China’s ban on coal-fired heating in homes in the northeastern provinces has had a modest impact. But in cities like Beijing, pollution masks aren’t going out of style just yet.
For the first time in a long time, China’s northeastern provinces are looking up at blue winter skies.
Last year, the government introduced legislation to drastically reduce coal-fired heating in Beijing and 27 other major cities.
The concentration of toxic fine air particles – also known as PM2.5 – in these northeastern cities fell 33 percent last year, Greenpeace East Asia reports.
But impressive as this sounds, citizens of China’s great metropolises won’t be putting away their pollution masks just yet.

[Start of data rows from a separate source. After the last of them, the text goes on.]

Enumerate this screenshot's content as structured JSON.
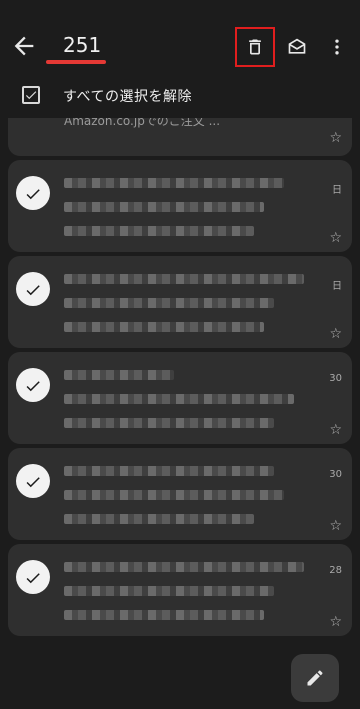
{
  "header": {
    "selected_count": "251",
    "back_icon": "arrow-back-icon",
    "delete_icon": "trash-icon",
    "mark_read_icon": "mail-open-icon",
    "more_icon": "more-vert-icon"
  },
  "selection": {
    "label": "すべての選択を解除"
  },
  "emails": [
    {
      "preview": "Amazon.co.jpでのご注文 ...",
      "date": "",
      "partial": true
    },
    {
      "date": "日",
      "partial": false
    },
    {
      "date": "日",
      "partial": false
    },
    {
      "date": "30",
      "partial": false
    },
    {
      "date": "30",
      "partial": false
    },
    {
      "date": "28",
      "partial": false
    }
  ],
  "fab": {
    "icon": "pencil-icon"
  },
  "colors": {
    "background": "#1c1c1c",
    "card": "#2f2f2f",
    "highlight": "#e01e1e"
  }
}
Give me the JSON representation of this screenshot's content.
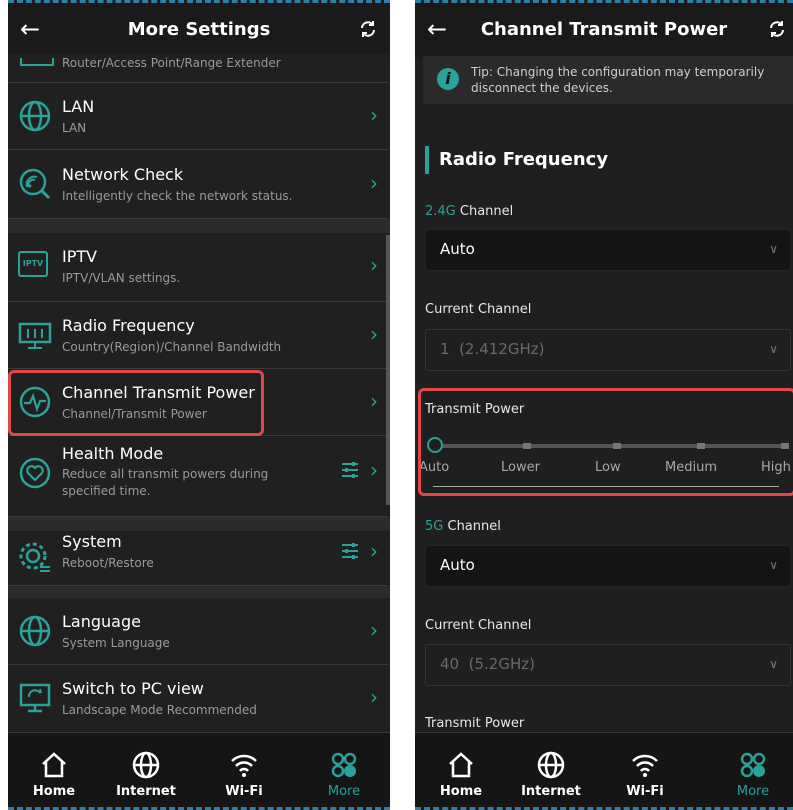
{
  "left": {
    "header": {
      "title": "More Settings"
    },
    "partial_item": {
      "subtitle": "Router/Access Point/Range Extender"
    },
    "items": [
      {
        "title": "LAN",
        "subtitle": "LAN"
      },
      {
        "title": "Network Check",
        "subtitle": "Intelligently check the network status."
      },
      {
        "title": "IPTV",
        "subtitle": "IPTV/VLAN settings."
      },
      {
        "title": "Radio Frequency",
        "subtitle": "Country(Region)/Channel Bandwidth"
      },
      {
        "title": "Channel Transmit Power",
        "subtitle": "Channel/Transmit Power"
      },
      {
        "title": "Health Mode",
        "subtitle": "Reduce all transmit powers during specified time."
      },
      {
        "title": "System",
        "subtitle": "Reboot/Restore"
      },
      {
        "title": "Language",
        "subtitle": "System Language"
      },
      {
        "title": "Switch to PC view",
        "subtitle": "Landscape Mode Recommended"
      }
    ],
    "iptv_badge": "IPTV"
  },
  "right": {
    "header": {
      "title": "Channel Transmit Power"
    },
    "tip": "Tip: Changing the configuration may temporarily disconnect the devices.",
    "section_title": "Radio Frequency",
    "ch24": {
      "label_accent": "2.4G",
      "label_rest": " Channel",
      "value": "Auto"
    },
    "current24": {
      "label": "Current Channel",
      "value": "1  (2.412GHz)"
    },
    "power24": {
      "label": "Transmit Power",
      "levels": [
        "Auto",
        "Lower",
        "Low",
        "Medium",
        "High"
      ],
      "selected_index": 0
    },
    "ch5": {
      "label_accent": "5G",
      "label_rest": " Channel",
      "value": "Auto"
    },
    "current5": {
      "label": "Current Channel",
      "value": "40  (5.2GHz)"
    },
    "power5": {
      "label": "Transmit Power"
    }
  },
  "tabbar": {
    "tabs": [
      "Home",
      "Internet",
      "Wi-Fi",
      "More"
    ],
    "active": "More"
  },
  "colors": {
    "accent": "#2aa199",
    "highlight": "#e04848",
    "background": "#1f1f1f"
  }
}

In fact, the cut in PM2.5 in the northeastern provinces was only partly down to the coal heating ban, with favorable weather conditions, such as stronger northern winds also playing a major role, according to the Greenpeace analysis.
Across the country as a whole, PM2.5 only dropped 4.5 percent in last year – the smallest annual decrease since China declared its “war on pollution” in 2013.
Greenpeace estimates that even this improvement will have spared 160,000 people across the country a premature death last year.
But in many of the industrial cities not subject to the strict regulations imposed in the northeast, air pollution actually got worse. In Heilongjiang province, emissions from industries like steel production pushed particle levels up 10 percent.
Huang Wei, climate and energy officer at Greenpeace East Asia, said the government must expand its focus from domestic heating and tackle emissions from industry. “Policies favoring coal and heavy industry are holding back progress,” he said in a statement.
Even in the northern cities that saw major improvements, there were days when the smog was as thick as ever. On December 28, much of Beijing saw “very unhealthy” levels of pollution, according to the Beijing Air Quality Index.
Face masks aren’t going out of style
And last week, the environment ministry admitted conditions were set to worsen again from late January on.
Chen has lived in Beijing her whole life. “Smog is still part of our daily lives,” she told DW. “I try to put on my pollution mask as often as possible when I’m outside, but once indoors I usually take it off. It has become a daily accessory to me, just like a pair of glasses.”
Wang Wei, a street vendor in Beijing’s Chaoyangmen district, sees his mask as essential to working outdoors.
“I am used to get bad coughing fits in winter, and often have trouble breathing after a day’s work in this fog. They advised us to put masks on when outside,” he told DW.
With poor air quality a daily fact of life for many Chinese, the government has come under increasing pressure to act, and over recent years environmental and sustainability issues have moved up the political agenda.
“The focus on pollution-reduction fits within wider Chinese government priorities to address major domestic problems in China,” Duncan Freeman, a research fellow at the College of Europe EU-China Research Center, told DW.
“Public opinion is increasingly voicing concerns about its impacts on health. At the same time, environmental impacts threaten the sustainability of China’s economic model, which is a fundamental problem for its future development.”
Still transitioning away from coal
Five years on data from the environmental ministry shows an average fall in PM2.5 concentrations across 74 cities of 33 percent from the start of the “war on pollution.”
Most of these emission savings are from shifting from an energy system dominated by coal to one that increasingly relies on gas. But Freeman warns that the transition is far from complete.
“Coal cannot be removed rapidly from the energy system in the short term without causing major disruptions, and will continue to be a major energy source for China for many years to come,” Freeman told DW.
Peter Singer, who advises the International Energy Agency and the International Panel on Climate Change on renewables, said China’s recent air pollution figures show cleaner energy infrastructure is having an impact in some provinces.
But on an international level, China’s commitment to carbon-heavy coal indicates it still has to clean up its act. “Let’s not forget the major foreign investment in coal that China still represents,” Singer told DW.